[Records from a data collection]
[Start of section]

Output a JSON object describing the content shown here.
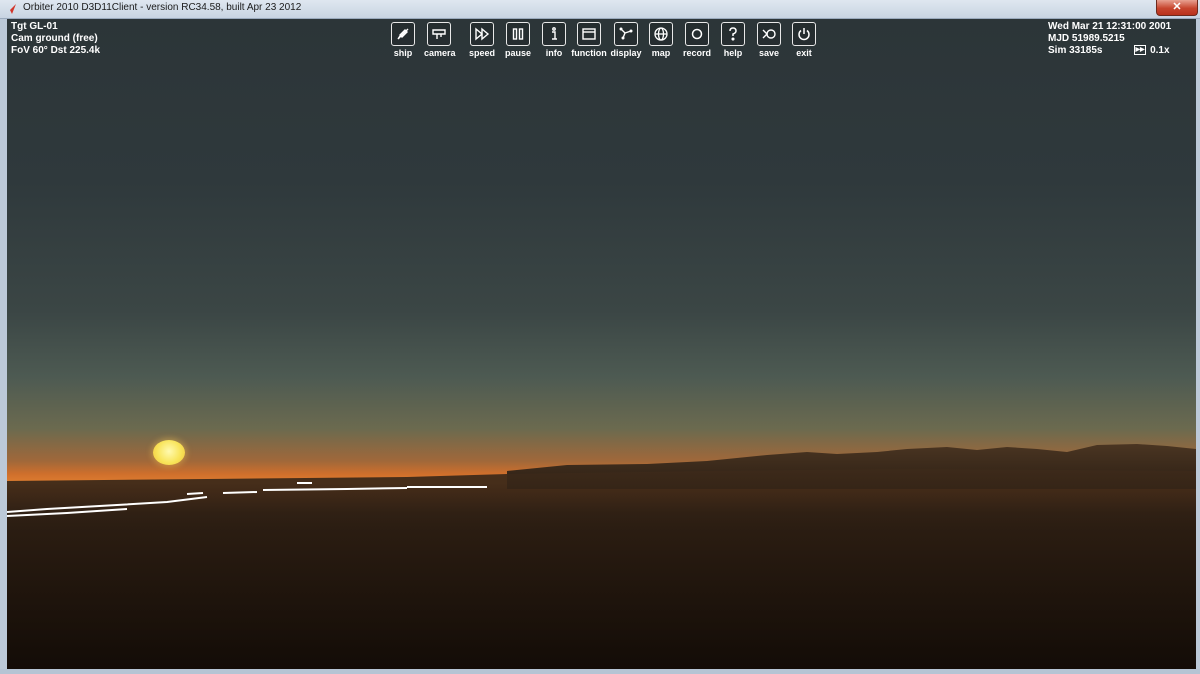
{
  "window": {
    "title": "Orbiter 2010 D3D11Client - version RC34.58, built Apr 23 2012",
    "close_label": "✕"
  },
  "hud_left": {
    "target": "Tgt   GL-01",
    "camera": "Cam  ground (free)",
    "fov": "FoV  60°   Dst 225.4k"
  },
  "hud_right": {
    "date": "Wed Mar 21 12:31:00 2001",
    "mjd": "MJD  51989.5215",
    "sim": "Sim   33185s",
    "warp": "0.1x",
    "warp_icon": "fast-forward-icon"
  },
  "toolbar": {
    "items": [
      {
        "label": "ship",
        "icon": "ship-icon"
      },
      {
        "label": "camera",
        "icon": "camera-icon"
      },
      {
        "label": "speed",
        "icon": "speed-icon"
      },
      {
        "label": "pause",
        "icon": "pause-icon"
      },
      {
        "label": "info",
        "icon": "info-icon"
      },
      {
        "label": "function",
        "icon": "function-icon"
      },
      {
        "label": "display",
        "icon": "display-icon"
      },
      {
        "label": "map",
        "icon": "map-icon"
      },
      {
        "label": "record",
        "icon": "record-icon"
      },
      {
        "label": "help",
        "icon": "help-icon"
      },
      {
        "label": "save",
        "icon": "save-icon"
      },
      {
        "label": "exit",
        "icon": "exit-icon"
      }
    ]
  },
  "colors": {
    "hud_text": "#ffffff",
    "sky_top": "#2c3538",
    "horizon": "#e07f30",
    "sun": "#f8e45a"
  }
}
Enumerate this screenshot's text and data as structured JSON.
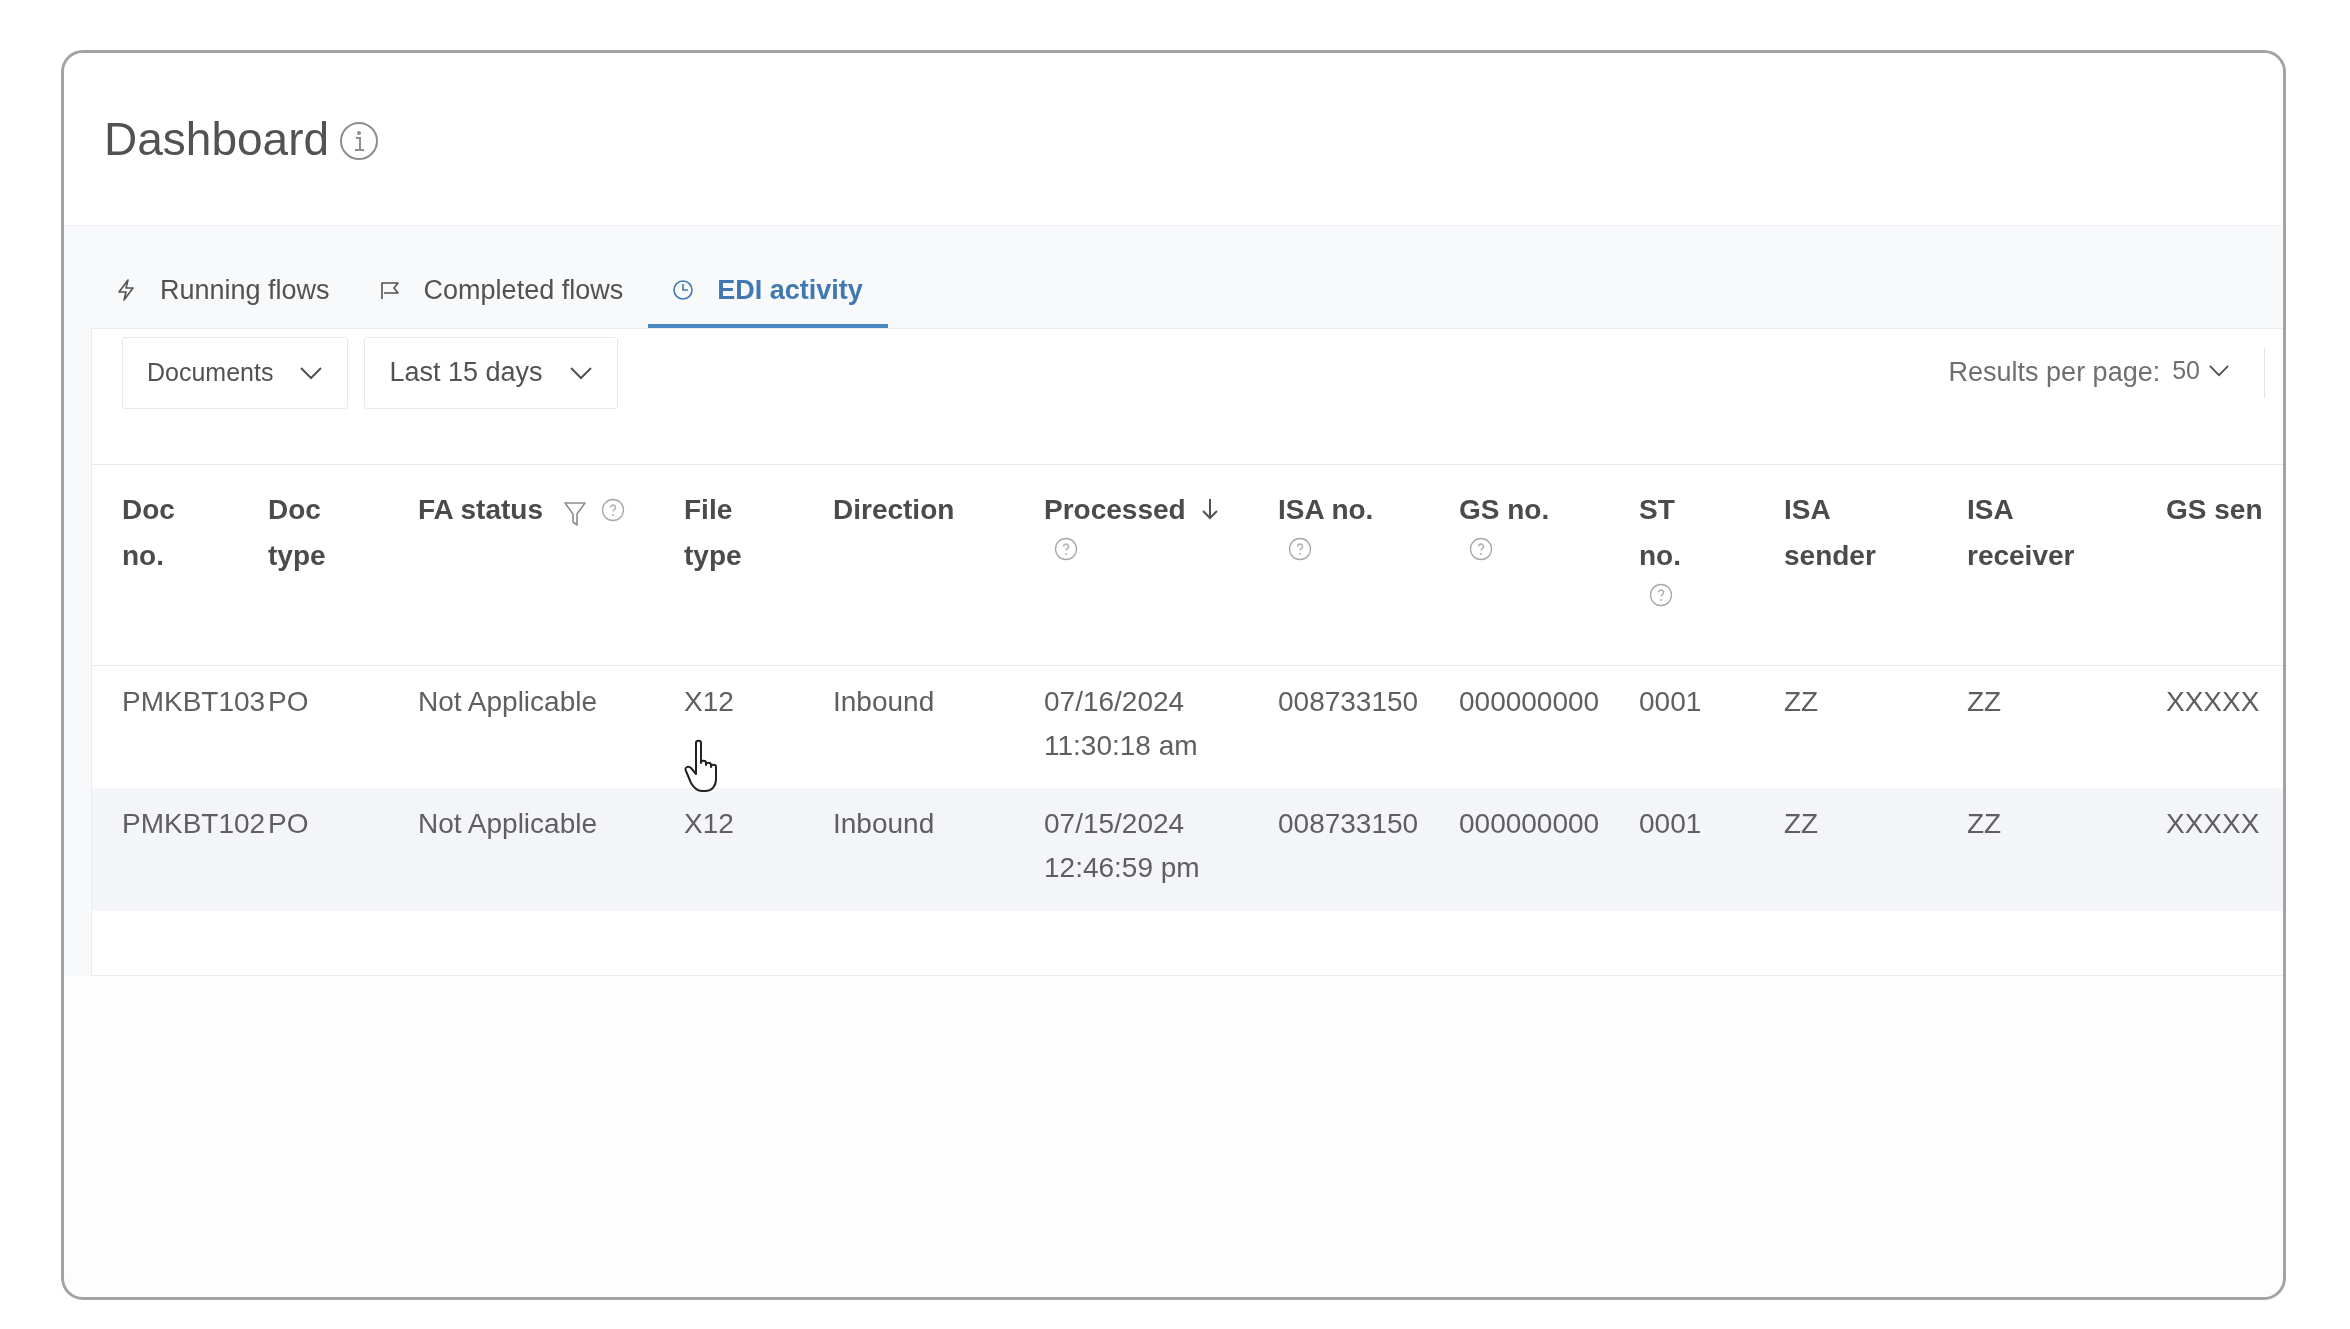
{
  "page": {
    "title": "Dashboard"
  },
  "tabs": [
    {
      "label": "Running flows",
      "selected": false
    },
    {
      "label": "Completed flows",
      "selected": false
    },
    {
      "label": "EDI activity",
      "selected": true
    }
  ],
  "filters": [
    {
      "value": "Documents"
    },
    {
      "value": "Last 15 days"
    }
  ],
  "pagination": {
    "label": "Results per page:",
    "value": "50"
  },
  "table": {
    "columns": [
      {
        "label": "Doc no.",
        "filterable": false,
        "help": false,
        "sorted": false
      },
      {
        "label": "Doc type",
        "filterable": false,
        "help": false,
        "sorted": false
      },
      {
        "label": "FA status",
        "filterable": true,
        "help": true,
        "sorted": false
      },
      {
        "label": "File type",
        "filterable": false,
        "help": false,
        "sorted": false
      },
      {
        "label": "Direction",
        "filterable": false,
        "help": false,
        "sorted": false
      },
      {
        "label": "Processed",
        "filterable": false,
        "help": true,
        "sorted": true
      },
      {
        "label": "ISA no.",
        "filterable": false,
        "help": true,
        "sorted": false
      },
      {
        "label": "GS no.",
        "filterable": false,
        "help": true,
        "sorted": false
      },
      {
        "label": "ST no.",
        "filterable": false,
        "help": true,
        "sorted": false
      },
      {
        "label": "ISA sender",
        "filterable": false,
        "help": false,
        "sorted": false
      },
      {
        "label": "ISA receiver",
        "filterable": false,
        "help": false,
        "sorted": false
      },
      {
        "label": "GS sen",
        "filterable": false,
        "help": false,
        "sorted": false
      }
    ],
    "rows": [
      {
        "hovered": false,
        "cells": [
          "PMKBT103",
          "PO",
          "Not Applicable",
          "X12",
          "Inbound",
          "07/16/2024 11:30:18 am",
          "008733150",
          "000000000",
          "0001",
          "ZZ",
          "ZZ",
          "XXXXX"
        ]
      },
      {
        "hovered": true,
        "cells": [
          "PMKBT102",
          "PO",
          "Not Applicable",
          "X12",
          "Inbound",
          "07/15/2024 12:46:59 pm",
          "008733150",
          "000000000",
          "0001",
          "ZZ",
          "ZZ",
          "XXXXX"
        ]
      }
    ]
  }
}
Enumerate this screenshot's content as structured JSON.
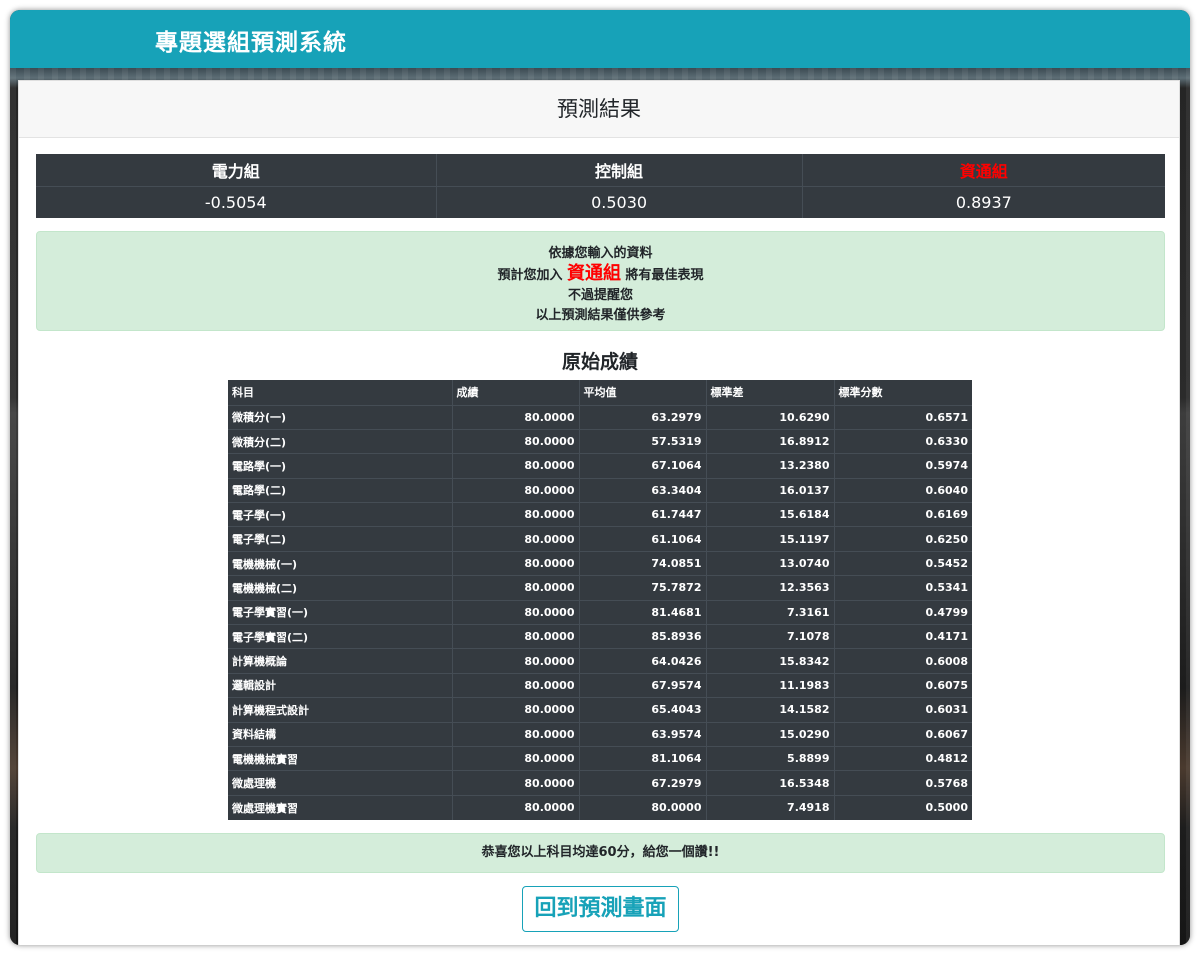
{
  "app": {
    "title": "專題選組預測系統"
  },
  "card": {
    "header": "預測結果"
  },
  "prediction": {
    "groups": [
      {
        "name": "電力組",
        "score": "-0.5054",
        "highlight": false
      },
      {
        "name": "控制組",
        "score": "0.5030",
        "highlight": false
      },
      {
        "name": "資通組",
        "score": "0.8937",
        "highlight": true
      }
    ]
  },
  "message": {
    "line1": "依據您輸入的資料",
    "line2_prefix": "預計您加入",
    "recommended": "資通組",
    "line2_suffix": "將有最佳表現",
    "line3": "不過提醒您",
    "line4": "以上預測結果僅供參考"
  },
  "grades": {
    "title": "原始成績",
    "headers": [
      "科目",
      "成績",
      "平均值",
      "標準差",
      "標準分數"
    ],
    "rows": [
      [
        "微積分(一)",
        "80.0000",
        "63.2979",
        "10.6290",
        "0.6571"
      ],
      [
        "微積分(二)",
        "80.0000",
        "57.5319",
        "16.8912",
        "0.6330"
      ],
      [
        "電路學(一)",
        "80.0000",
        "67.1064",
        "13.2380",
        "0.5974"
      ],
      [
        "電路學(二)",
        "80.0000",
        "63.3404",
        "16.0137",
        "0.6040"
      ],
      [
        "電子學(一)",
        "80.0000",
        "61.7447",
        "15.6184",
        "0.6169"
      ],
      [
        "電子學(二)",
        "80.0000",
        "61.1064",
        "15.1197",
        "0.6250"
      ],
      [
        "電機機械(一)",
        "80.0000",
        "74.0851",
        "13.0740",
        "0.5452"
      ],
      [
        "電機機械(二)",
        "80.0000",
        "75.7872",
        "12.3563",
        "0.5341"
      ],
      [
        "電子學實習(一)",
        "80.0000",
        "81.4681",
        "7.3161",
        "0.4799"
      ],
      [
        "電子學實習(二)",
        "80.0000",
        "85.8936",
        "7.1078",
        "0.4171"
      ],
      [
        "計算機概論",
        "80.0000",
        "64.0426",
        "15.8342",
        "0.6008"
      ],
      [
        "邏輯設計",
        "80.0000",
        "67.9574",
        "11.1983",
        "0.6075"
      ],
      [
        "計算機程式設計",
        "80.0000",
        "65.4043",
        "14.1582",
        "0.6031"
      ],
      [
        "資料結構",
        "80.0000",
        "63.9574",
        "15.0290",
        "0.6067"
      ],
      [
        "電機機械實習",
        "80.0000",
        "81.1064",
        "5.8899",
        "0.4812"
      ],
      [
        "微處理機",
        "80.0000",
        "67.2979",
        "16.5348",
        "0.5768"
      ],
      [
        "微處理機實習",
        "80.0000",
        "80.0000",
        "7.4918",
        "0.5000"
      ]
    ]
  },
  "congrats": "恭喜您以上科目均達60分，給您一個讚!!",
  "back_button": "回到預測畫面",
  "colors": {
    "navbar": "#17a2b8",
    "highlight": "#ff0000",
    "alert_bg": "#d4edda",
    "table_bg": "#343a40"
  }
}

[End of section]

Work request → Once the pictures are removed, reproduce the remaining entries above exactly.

Output for this task →
Output a JSON object describing the content shown here.
{
  "window": {
    "title": "Orbiter 2010 D3D11Client - version RC34.58, built Apr 23 2012",
    "close_label": "✕"
  },
  "hud_left": {
    "target": "Tgt   GL-01",
    "camera": "Cam  ground (free)",
    "fov": "FoV  60°   Dst 225.4k"
  },
  "hud_right": {
    "date": "Wed Mar 21 12:31:00 2001",
    "mjd": "MJD  51989.5215",
    "sim": "Sim   33185s",
    "warp": "0.1x",
    "warp_icon": "fast-forward-icon"
  },
  "toolbar": {
    "items": [
      {
        "label": "ship",
        "icon": "ship-icon"
      },
      {
        "label": "camera",
        "icon": "camera-icon"
      },
      {
        "label": "speed",
        "icon": "speed-icon"
      },
      {
        "label": "pause",
        "icon": "pause-icon"
      },
      {
        "label": "info",
        "icon": "info-icon"
      },
      {
        "label": "function",
        "icon": "function-icon"
      },
      {
        "label": "display",
        "icon": "display-icon"
      },
      {
        "label": "map",
        "icon": "map-icon"
      },
      {
        "label": "record",
        "icon": "record-icon"
      },
      {
        "label": "help",
        "icon": "help-icon"
      },
      {
        "label": "save",
        "icon": "save-icon"
      },
      {
        "label": "exit",
        "icon": "exit-icon"
      }
    ]
  },
  "colors": {
    "hud_text": "#ffffff",
    "sky_top": "#2c3538",
    "horizon": "#e07f30",
    "sun": "#f8e45a"
  }
}
Enumerate this screenshot's text and data as structured JSON.
{
  "page": {
    "title": "Dashboard"
  },
  "tabs": [
    {
      "label": "Running flows",
      "selected": false
    },
    {
      "label": "Completed flows",
      "selected": false
    },
    {
      "label": "EDI activity",
      "selected": true
    }
  ],
  "filters": [
    {
      "value": "Documents"
    },
    {
      "value": "Last 15 days"
    }
  ],
  "pagination": {
    "label": "Results per page:",
    "value": "50"
  },
  "table": {
    "columns": [
      {
        "label": "Doc no.",
        "filterable": false,
        "help": false,
        "sorted": false
      },
      {
        "label": "Doc type",
        "filterable": false,
        "help": false,
        "sorted": false
      },
      {
        "label": "FA status",
        "filterable": true,
        "help": true,
        "sorted": false
      },
      {
        "label": "File type",
        "filterable": false,
        "help": false,
        "sorted": false
      },
      {
        "label": "Direction",
        "filterable": false,
        "help": false,
        "sorted": false
      },
      {
        "label": "Processed",
        "filterable": false,
        "help": true,
        "sorted": true
      },
      {
        "label": "ISA no.",
        "filterable": false,
        "help": true,
        "sorted": false
      },
      {
        "label": "GS no.",
        "filterable": false,
        "help": true,
        "sorted": false
      },
      {
        "label": "ST no.",
        "filterable": false,
        "help": true,
        "sorted": false
      },
      {
        "label": "ISA sender",
        "filterable": false,
        "help": false,
        "sorted": false
      },
      {
        "label": "ISA receiver",
        "filterable": false,
        "help": false,
        "sorted": false
      },
      {
        "label": "GS sen",
        "filterable": false,
        "help": false,
        "sorted": false
      }
    ],
    "rows": [
      {
        "hovered": false,
        "cells": [
          "PMKBT103",
          "PO",
          "Not Applicable",
          "X12",
          "Inbound",
          "07/16/2024 11:30:18 am",
          "008733150",
          "000000000",
          "0001",
          "ZZ",
          "ZZ",
          "XXXXX"
        ]
      },
      {
        "hovered": true,
        "cells": [
          "PMKBT102",
          "PO",
          "Not Applicable",
          "X12",
          "Inbound",
          "07/15/2024 12:46:59 pm",
          "008733150",
          "000000000",
          "0001",
          "ZZ",
          "ZZ",
          "XXXXX"
        ]
      }
    ]
  }
}
Enumerate this screenshot's content as structured JSON.
{
  "app": {
    "title": "專題選組預測系統"
  },
  "card": {
    "header": "預測結果"
  },
  "prediction": {
    "groups": [
      {
        "name": "電力組",
        "score": "-0.5054",
        "highlight": false
      },
      {
        "name": "控制組",
        "score": "0.5030",
        "highlight": false
      },
      {
        "name": "資通組",
        "score": "0.8937",
        "highlight": true
      }
    ]
  },
  "message": {
    "line1": "依據您輸入的資料",
    "line2_prefix": "預計您加入",
    "recommended": "資通組",
    "line2_suffix": "將有最佳表現",
    "line3": "不過提醒您",
    "line4": "以上預測結果僅供參考"
  },
  "grades": {
    "title": "原始成績",
    "headers": [
      "科目",
      "成績",
      "平均值",
      "標準差",
      "標準分數"
    ],
    "rows": [
      [
        "微積分(一)",
        "80.0000",
        "63.2979",
        "10.6290",
        "0.6571"
      ],
      [
        "微積分(二)",
        "80.0000",
        "57.5319",
        "16.8912",
        "0.6330"
      ],
      [
        "電路學(一)",
        "80.0000",
        "67.1064",
        "13.2380",
        "0.5974"
      ],
      [
        "電路學(二)",
        "80.0000",
        "63.3404",
        "16.0137",
        "0.6040"
      ],
      [
        "電子學(一)",
        "80.0000",
        "61.7447",
        "15.6184",
        "0.6169"
      ],
      [
        "電子學(二)",
        "80.0000",
        "61.1064",
        "15.1197",
        "0.6250"
      ],
      [
        "電機機械(一)",
        "80.0000",
        "74.0851",
        "13.0740",
        "0.5452"
      ],
      [
        "電機機械(二)",
        "80.0000",
        "75.7872",
        "12.3563",
        "0.5341"
      ],
      [
        "電子學實習(一)",
        "80.0000",
        "81.4681",
        "7.3161",
        "0.4799"
      ],
      [
        "電子學實習(二)",
        "80.0000",
        "85.8936",
        "7.1078",
        "0.4171"
      ],
      [
        "計算機概論",
        "80.0000",
        "64.0426",
        "15.8342",
        "0.6008"
      ],
      [
        "邏輯設計",
        "80.0000",
        "67.9574",
        "11.1983",
        "0.6075"
      ],
      [
        "計算機程式設計",
        "80.0000",
        "65.4043",
        "14.1582",
        "0.6031"
      ],
      [
        "資料結構",
        "80.0000",
        "63.9574",
        "15.0290",
        "0.6067"
      ],
      [
        "電機機械實習",
        "80.0000",
        "81.1064",
        "5.8899",
        "0.4812"
      ],
      [
        "微處理機",
        "80.0000",
        "67.2979",
        "16.5348",
        "0.5768"
      ],
      [
        "微處理機實習",
        "80.0000",
        "80.0000",
        "7.4918",
        "0.5000"
      ]
    ]
  },
  "congrats": "恭喜您以上科目均達60分，給您一個讚!!",
  "back_button": "回到預測畫面",
  "colors": {
    "navbar": "#17a2b8",
    "highlight": "#ff0000",
    "alert_bg": "#d4edda",
    "table_bg": "#343a40"
  }
}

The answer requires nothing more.